* **Task brief**
Among these entries, count the lines containing the word "Název" and answer with only the number.
════════
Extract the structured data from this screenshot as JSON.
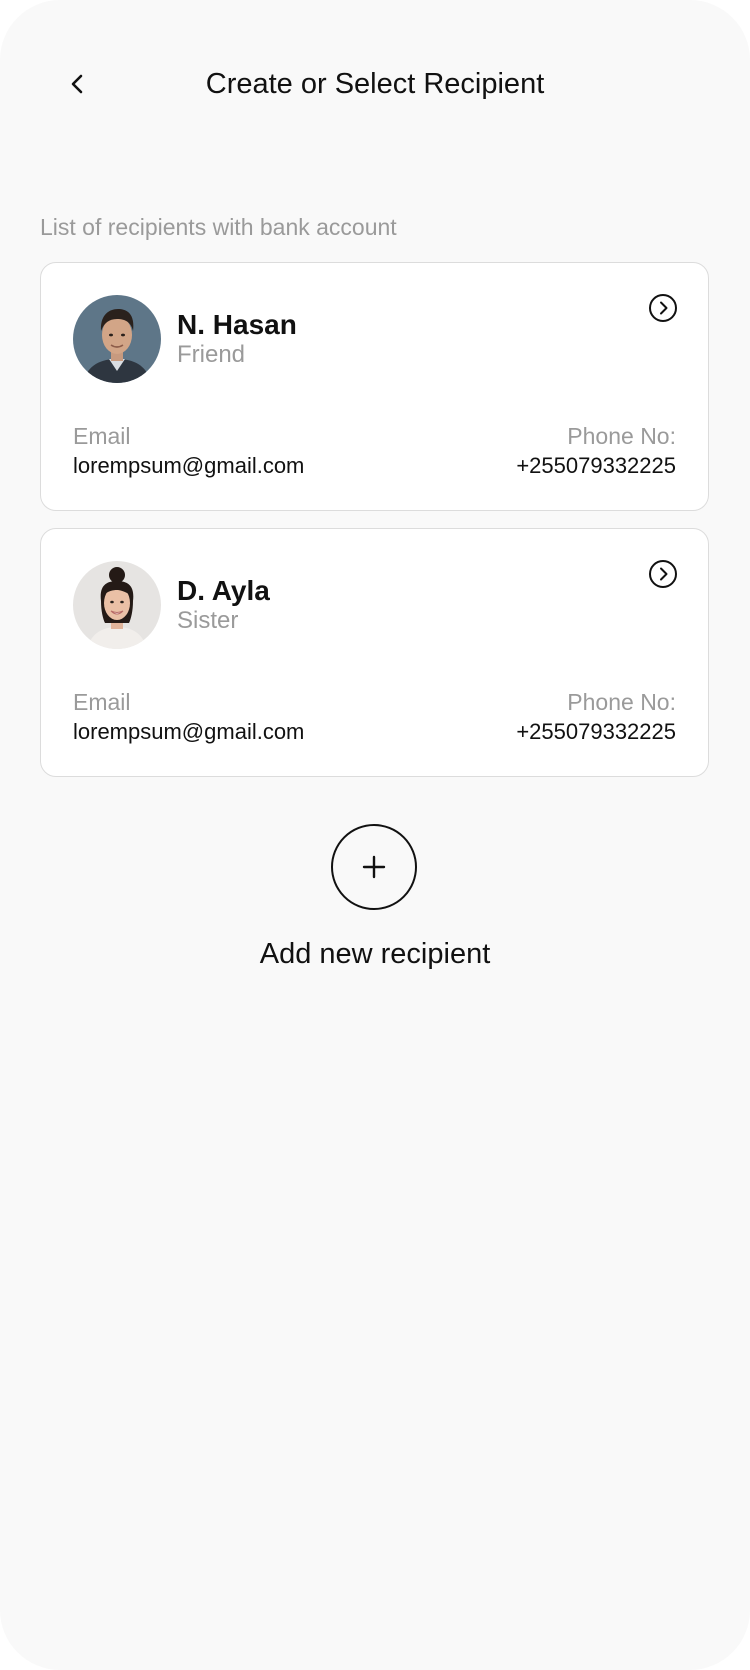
{
  "header": {
    "title": "Create or Select Recipient",
    "back_icon": "chevron-left-icon"
  },
  "section_label": "List of recipients with bank account",
  "recipients": [
    {
      "name": "N. Hasan",
      "relation": "Friend",
      "email_label": "Email",
      "email": "lorempsum@gmail.com",
      "phone_label": "Phone No:",
      "phone": "+255079332225",
      "action_icon": "chevron-right-circle-icon"
    },
    {
      "name": "D. Ayla",
      "relation": "Sister",
      "email_label": "Email",
      "email": "lorempsum@gmail.com",
      "phone_label": "Phone No:",
      "phone": "+255079332225",
      "action_icon": "chevron-right-circle-icon"
    }
  ],
  "add_recipient": {
    "label": "Add new recipient",
    "icon": "plus-icon"
  },
  "colors": {
    "background": "#f9f9f9",
    "card": "#ffffff",
    "border": "#dcdcdc",
    "text_primary": "#111111",
    "text_secondary": "#9a9a9a"
  }
}
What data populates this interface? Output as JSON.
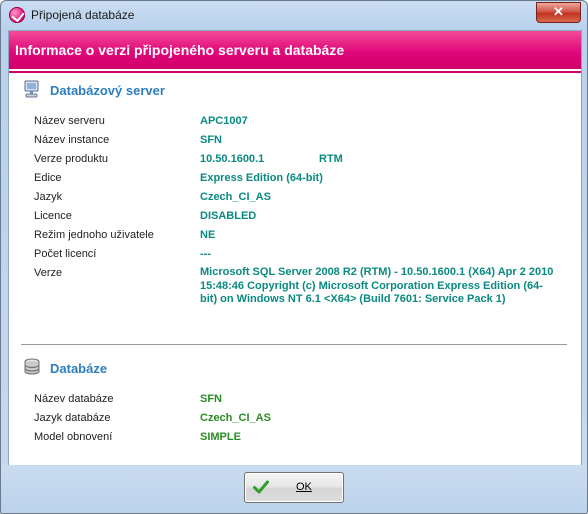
{
  "window": {
    "title": "Připojená databáze",
    "close_symbol": "✕"
  },
  "banner": {
    "title": "Informace o verzi připojeného serveru a databáze"
  },
  "server_section": {
    "icon": "server-icon",
    "title": "Databázový server",
    "rows": [
      {
        "label": "Název serveru",
        "value": "APC1007"
      },
      {
        "label": "Název instance",
        "value": "SFN"
      },
      {
        "label": "Verze produktu",
        "value": "10.50.1600.1",
        "value2": "RTM"
      },
      {
        "label": "Edice",
        "value": "Express Edition (64-bit)"
      },
      {
        "label": "Jazyk",
        "value": "Czech_CI_AS"
      },
      {
        "label": "Licence",
        "value": "DISABLED"
      },
      {
        "label": "Režim jednoho uživatele",
        "value": "NE"
      },
      {
        "label": "Počet licencí",
        "value": "---"
      },
      {
        "label": "Verze",
        "value": "Microsoft SQL Server 2008 R2 (RTM) - 10.50.1600.1 (X64)  Apr 2 2010 15:48:46  Copyright (c) Microsoft Corporation Express Edition (64-bit) on Windows NT 6.1 <X64> (Build 7601: Service Pack 1)"
      }
    ]
  },
  "database_section": {
    "icon": "database-icon",
    "title": "Databáze",
    "rows": [
      {
        "label": "Název databáze",
        "value": "SFN"
      },
      {
        "label": "Jazyk databáze",
        "value": "Czech_CI_AS"
      },
      {
        "label": "Model obnovení",
        "value": "SIMPLE"
      }
    ]
  },
  "footer": {
    "ok_label": "OK",
    "ok_icon": "checkmark-icon"
  },
  "colors": {
    "banner": "#e0077a",
    "section_title": "#2e7ec0",
    "server_value": "#0a8a80",
    "database_value": "#2a8c24"
  }
}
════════
* **Result of the task**
3